*** Opening of EXERCISE DATA ***
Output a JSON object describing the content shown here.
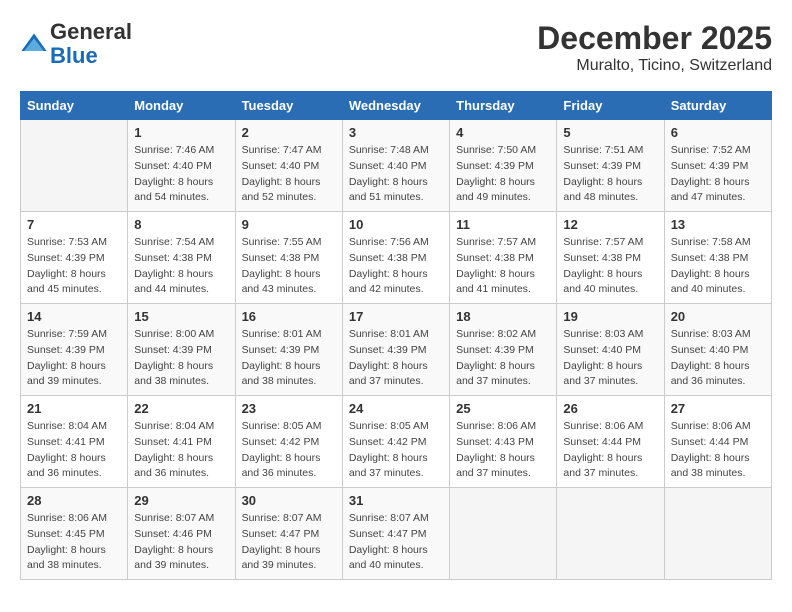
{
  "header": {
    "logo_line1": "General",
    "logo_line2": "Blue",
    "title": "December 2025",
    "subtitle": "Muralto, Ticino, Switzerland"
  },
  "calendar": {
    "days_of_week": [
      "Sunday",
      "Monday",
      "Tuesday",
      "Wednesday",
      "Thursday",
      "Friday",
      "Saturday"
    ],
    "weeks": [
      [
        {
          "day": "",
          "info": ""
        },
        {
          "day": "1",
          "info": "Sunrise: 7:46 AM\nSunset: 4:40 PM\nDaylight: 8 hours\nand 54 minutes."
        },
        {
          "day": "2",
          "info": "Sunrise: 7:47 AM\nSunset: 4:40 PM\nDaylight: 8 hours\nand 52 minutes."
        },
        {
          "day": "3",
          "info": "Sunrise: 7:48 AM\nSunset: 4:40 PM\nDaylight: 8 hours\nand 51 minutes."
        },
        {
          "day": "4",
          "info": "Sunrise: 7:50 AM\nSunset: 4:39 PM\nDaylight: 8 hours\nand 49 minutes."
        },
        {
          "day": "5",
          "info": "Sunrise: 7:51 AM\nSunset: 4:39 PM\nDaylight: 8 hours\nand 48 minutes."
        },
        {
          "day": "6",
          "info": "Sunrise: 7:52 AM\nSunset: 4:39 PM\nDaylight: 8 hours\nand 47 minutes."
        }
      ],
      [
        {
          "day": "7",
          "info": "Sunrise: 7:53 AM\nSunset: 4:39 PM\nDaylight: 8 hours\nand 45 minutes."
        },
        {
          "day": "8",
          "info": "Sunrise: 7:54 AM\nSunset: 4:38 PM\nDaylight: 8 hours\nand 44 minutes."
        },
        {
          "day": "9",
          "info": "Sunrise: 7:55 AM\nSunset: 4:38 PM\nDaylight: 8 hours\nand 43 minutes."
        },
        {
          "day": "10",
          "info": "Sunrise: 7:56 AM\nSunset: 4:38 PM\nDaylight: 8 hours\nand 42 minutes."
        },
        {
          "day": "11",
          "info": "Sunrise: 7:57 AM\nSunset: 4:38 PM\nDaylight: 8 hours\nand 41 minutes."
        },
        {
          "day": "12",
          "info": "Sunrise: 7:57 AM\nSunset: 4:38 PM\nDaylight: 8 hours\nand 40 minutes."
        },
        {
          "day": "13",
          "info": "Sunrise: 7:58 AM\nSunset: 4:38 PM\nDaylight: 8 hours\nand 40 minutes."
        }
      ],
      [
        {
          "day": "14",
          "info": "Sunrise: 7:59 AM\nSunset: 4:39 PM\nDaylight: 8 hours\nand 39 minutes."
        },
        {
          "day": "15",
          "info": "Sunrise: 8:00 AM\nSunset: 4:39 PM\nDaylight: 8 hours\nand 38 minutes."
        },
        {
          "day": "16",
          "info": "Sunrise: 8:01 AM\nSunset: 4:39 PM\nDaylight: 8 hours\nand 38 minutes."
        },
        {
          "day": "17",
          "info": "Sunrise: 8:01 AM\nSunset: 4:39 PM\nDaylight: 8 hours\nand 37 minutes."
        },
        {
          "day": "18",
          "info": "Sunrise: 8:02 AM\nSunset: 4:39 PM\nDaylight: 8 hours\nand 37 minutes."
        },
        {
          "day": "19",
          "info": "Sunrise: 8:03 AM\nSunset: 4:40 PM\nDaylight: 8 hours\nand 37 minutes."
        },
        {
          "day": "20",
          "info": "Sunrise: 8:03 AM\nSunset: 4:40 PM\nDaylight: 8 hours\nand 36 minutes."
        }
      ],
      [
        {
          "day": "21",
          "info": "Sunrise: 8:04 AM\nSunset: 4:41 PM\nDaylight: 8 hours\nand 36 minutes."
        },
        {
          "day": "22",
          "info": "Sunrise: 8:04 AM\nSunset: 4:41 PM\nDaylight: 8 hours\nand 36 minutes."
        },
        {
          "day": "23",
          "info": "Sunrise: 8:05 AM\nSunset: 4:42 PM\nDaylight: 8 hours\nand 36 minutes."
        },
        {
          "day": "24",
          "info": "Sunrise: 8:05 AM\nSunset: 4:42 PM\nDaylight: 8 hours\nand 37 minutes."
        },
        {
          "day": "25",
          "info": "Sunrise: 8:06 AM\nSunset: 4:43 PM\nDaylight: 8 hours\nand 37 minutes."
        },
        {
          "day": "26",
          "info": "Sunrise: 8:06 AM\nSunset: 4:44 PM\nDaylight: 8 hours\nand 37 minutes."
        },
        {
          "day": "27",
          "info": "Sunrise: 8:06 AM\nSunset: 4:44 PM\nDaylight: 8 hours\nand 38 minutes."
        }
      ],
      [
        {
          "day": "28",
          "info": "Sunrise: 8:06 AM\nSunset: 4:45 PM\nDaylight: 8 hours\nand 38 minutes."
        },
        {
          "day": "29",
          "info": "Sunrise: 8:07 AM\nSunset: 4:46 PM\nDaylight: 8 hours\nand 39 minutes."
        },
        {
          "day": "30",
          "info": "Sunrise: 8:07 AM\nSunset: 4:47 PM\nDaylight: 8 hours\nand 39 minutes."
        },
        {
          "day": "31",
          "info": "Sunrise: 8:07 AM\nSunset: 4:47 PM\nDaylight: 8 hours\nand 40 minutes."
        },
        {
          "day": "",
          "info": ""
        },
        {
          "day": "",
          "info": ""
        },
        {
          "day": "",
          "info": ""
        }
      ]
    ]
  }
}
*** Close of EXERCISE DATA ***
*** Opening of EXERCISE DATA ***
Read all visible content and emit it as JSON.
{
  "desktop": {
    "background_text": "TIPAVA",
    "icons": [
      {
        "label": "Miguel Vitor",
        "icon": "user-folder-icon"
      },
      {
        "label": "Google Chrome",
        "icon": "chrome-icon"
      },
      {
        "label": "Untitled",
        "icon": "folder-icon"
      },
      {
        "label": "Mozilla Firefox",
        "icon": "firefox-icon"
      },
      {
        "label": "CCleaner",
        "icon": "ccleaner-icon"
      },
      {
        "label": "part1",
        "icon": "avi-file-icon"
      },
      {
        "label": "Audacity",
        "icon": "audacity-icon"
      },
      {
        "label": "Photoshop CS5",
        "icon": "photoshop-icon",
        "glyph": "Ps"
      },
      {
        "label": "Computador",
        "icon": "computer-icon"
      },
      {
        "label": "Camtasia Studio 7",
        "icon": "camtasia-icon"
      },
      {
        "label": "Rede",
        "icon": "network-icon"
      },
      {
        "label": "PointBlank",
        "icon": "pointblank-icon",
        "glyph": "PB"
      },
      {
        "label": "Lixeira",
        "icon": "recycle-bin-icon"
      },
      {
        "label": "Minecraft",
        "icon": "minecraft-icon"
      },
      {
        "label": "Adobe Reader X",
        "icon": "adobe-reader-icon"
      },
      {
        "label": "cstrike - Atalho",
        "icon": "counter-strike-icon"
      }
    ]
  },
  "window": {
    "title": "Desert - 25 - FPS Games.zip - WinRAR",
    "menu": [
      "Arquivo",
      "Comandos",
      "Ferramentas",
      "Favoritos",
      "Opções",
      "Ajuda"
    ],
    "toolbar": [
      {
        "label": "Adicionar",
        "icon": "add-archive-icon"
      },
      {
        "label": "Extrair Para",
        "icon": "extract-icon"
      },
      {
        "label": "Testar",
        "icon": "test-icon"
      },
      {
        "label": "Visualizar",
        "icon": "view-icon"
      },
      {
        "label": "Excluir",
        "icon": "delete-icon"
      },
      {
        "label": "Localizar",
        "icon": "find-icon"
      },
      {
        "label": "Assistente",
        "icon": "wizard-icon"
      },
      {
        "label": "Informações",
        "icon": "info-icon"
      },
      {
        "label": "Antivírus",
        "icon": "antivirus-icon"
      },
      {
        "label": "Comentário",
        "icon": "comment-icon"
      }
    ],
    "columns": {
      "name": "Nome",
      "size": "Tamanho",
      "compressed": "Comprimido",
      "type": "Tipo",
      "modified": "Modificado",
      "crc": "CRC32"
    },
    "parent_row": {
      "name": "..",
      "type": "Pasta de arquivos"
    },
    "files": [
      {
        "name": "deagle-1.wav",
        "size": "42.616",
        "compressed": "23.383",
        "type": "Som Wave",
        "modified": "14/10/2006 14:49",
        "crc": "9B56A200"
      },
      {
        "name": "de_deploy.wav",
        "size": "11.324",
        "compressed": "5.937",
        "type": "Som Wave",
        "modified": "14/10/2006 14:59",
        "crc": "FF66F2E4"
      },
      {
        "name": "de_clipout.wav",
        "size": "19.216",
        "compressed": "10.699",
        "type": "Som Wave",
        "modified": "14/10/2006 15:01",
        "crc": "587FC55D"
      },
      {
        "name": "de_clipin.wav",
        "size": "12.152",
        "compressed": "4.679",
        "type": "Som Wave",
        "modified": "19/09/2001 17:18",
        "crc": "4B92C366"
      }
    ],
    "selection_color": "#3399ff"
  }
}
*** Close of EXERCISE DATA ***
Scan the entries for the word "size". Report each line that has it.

» **SOLUTION TO THIS EXERCISE**
      "size": "Tamanho",
        "size": "42.616",
        "size": "11.324",
        "size": "19.216",
        "size": "12.152",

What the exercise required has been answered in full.